Tip: To restrict search results by languageā€¦

PEP-Web Tip of the Day

The Search Tool allows you to restrict your search by Language. PEP Web contains articles written in English, French, Greek, German, Italian, Spanish, and Turkish.

For the complete list of tips, see PEP-Web Tips on the PEP-Web support page.

Arlow, J.A. (1986). The Poet as Prophet: A Psychoanalytic Perspective. Psychoanal Q., 55:53-68.

Welcome to PEP Web!

Viewing the full text of this document requires a subscription to PEP Web.

If you are coming in from a university from a registered IP address or secure referral page you should not need to log in. Contact your university librarian in the event of problems.

If you have a personal subscription on your own account or through a Society or Institute please put your username and password in the box below. Any difficulties should be reported to your group administrator.


Can't remember your username and/or password? If you have forgotten your username and/or password please click here and log in to the PaDS database. Once there you need to fill in your email address (this must be the email address that PEP has on record for you) and click "Send." Your username and password will be sent to this email address within a few minutes. If this does not work for you please contact your group organizer.

OpenAthens or federation user? Login here.

Not already a subscriber? Order a subscription today.

(1986). Psychoanalytic Quarterly, 55:53-68

The Poet as Prophet: A Psychoanalytic Perspective

Jacob A. Arlow, M.D.


The poet spins a public fantasy, created from his own private daydreams and speaking to the unconscious fantasies of his audience. He presents a socially acceptable form of expression of forbidden wishes and conflicts. A process of mutual exculpation is set up between the poet and his audience. For a special group the work of the poet may also make possible the alleviation of pathogenic anxieties. An examination of the play, The Beard, indicates how an artist may intuit and articulate changes in sexual morality.
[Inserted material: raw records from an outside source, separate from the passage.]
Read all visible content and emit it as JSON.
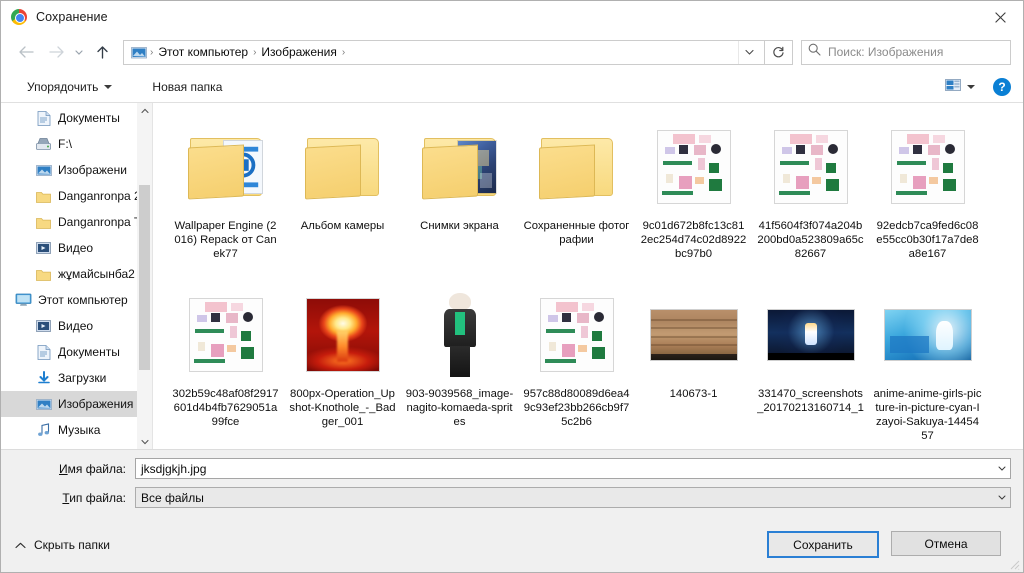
{
  "window": {
    "title": "Сохранение",
    "app_icon": "chrome-icon",
    "close_label": "✕"
  },
  "nav": {
    "back_icon": "back-arrow-icon",
    "forward_icon": "forward-arrow-icon",
    "recent_icon": "recent-locations-icon",
    "up_icon": "up-arrow-icon",
    "breadcrumb_icon": "pictures-folder-icon",
    "crumbs": [
      "Этот компьютер",
      "Изображения"
    ],
    "separator": "›",
    "dropdown_icon": "chevron-down-icon",
    "refresh_icon": "refresh-icon",
    "search": {
      "icon": "search-icon",
      "placeholder": "Поиск: Изображения",
      "value": ""
    }
  },
  "toolbar": {
    "organize_label": "Упорядочить",
    "organize_caret": "chevron-down-icon",
    "new_folder_label": "Новая папка",
    "view_icon": "view-layout-icon",
    "view_caret": "chevron-down-icon",
    "help_label": "?"
  },
  "sidebar": {
    "items": [
      {
        "label": "Документы",
        "icon": "documents-icon",
        "pinned": true,
        "indent": 1,
        "selected": false
      },
      {
        "label": "F:\\",
        "icon": "drive-icon",
        "pinned": true,
        "indent": 1,
        "selected": false
      },
      {
        "label": "Изображени",
        "icon": "pictures-icon",
        "pinned": true,
        "indent": 1,
        "selected": false
      },
      {
        "label": "Danganronpa 2 ",
        "icon": "folder-icon",
        "pinned": false,
        "indent": 1,
        "selected": false
      },
      {
        "label": "Danganronpa Tr",
        "icon": "folder-icon",
        "pinned": false,
        "indent": 1,
        "selected": false
      },
      {
        "label": "Видео",
        "icon": "videos-icon",
        "pinned": false,
        "indent": 1,
        "selected": false
      },
      {
        "label": "жұмайсынба2",
        "icon": "folder-icon",
        "pinned": false,
        "indent": 1,
        "selected": false
      },
      {
        "label": "Этот компьютер",
        "icon": "this-pc-icon",
        "pinned": false,
        "indent": 0,
        "selected": false
      },
      {
        "label": "Видео",
        "icon": "videos-icon",
        "pinned": false,
        "indent": 1,
        "selected": false
      },
      {
        "label": "Документы",
        "icon": "documents-icon",
        "pinned": false,
        "indent": 1,
        "selected": false
      },
      {
        "label": "Загрузки",
        "icon": "downloads-icon",
        "pinned": false,
        "indent": 1,
        "selected": false
      },
      {
        "label": "Изображения",
        "icon": "pictures-icon",
        "pinned": false,
        "indent": 1,
        "selected": true
      },
      {
        "label": "Музыка",
        "icon": "music-icon",
        "pinned": false,
        "indent": 1,
        "selected": false
      }
    ],
    "scroll_up_icon": "chevron-up-icon",
    "scroll_down_icon": "chevron-down-icon"
  },
  "files": {
    "items": [
      {
        "name": "Wallpaper Engine (2016) Repack от Canek77",
        "kind": "folder",
        "thumb": "folder-wallpaper-engine"
      },
      {
        "name": "Альбом камеры",
        "kind": "folder",
        "thumb": "folder-plain"
      },
      {
        "name": "Снимки экрана",
        "kind": "folder",
        "thumb": "folder-screenshots"
      },
      {
        "name": "Сохраненные фотографии",
        "kind": "folder",
        "thumb": "folder-plain"
      },
      {
        "name": "9c01d672b8fc13c812ec254d74c02d8922bc97b0",
        "kind": "image",
        "thumb": "sheet-pink"
      },
      {
        "name": "41f5604f3f074a204b200bd0a523809a65c82667",
        "kind": "image",
        "thumb": "sheet-pink"
      },
      {
        "name": "92edcb7ca9fed6c08e55cc0b30f17a7de8a8e167",
        "kind": "image",
        "thumb": "sheet-pink"
      },
      {
        "name": "302b59c48af08f2917601d4b4fb7629051a99fce",
        "kind": "image",
        "thumb": "sheet-pink"
      },
      {
        "name": "800px-Operation_Upshot-Knothole_-_Badger_001",
        "kind": "image",
        "thumb": "nuclear-blast"
      },
      {
        "name": "903-9039568_image-nagito-komaeda-sprites",
        "kind": "image",
        "thumb": "anime-sprite"
      },
      {
        "name": "957c88d80089d6ea49c93ef23bb266cb9f75c2b6",
        "kind": "image",
        "thumb": "sheet-pink"
      },
      {
        "name": "140673-1",
        "kind": "image",
        "thumb": "rock-texture"
      },
      {
        "name": "331470_screenshots_20170213160714_1",
        "kind": "image",
        "thumb": "game-capture"
      },
      {
        "name": "anime-anime-girls-picture-in-picture-cyan-Izayoi-Sakuya-1445457",
        "kind": "image",
        "thumb": "anime-cyan"
      }
    ]
  },
  "form": {
    "filename_label": "Имя файла:",
    "filename_label_accel": "И",
    "filename_label_rest": "мя файла:",
    "filename_value": "jksdjgkjh.jpg",
    "filetype_label_accel": "Т",
    "filetype_label_rest": "ип файла:",
    "filetype_value": "Все файлы",
    "dropdown_icon": "chevron-down-icon"
  },
  "footer": {
    "hide_folders_label": "Скрыть папки",
    "hide_folders_icon": "chevron-up-icon",
    "save_label": "Сохранить",
    "cancel_label": "Отмена"
  },
  "colors": {
    "accent": "#2a7fd4",
    "help_blue": "#0a7fd4",
    "selection_gray": "#d8d8d8",
    "folder_yellow": "#f8d97e",
    "dialog_bg": "#f0f0f0"
  }
}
The poet rebels against the constraints of society, thereby helping his audience to rebel without guilt. He may be the herald of a changing morality, and even more, his art may become an instrument for such change.

[This is a summary or excerpt from the full text of the book or article. The full text of the document is available to subscribers.]

Copyright © 2017, Psychoanalytic Electronic Publishing, ISSN 2472-6982 Customer Service | Help | FAQ | Download PEP Bibliography | Report a Data Error | About

WARNING! This text is printed for personal use. It is copyright to the journal in which it originally appeared. It is illegal to redistribute it in any form.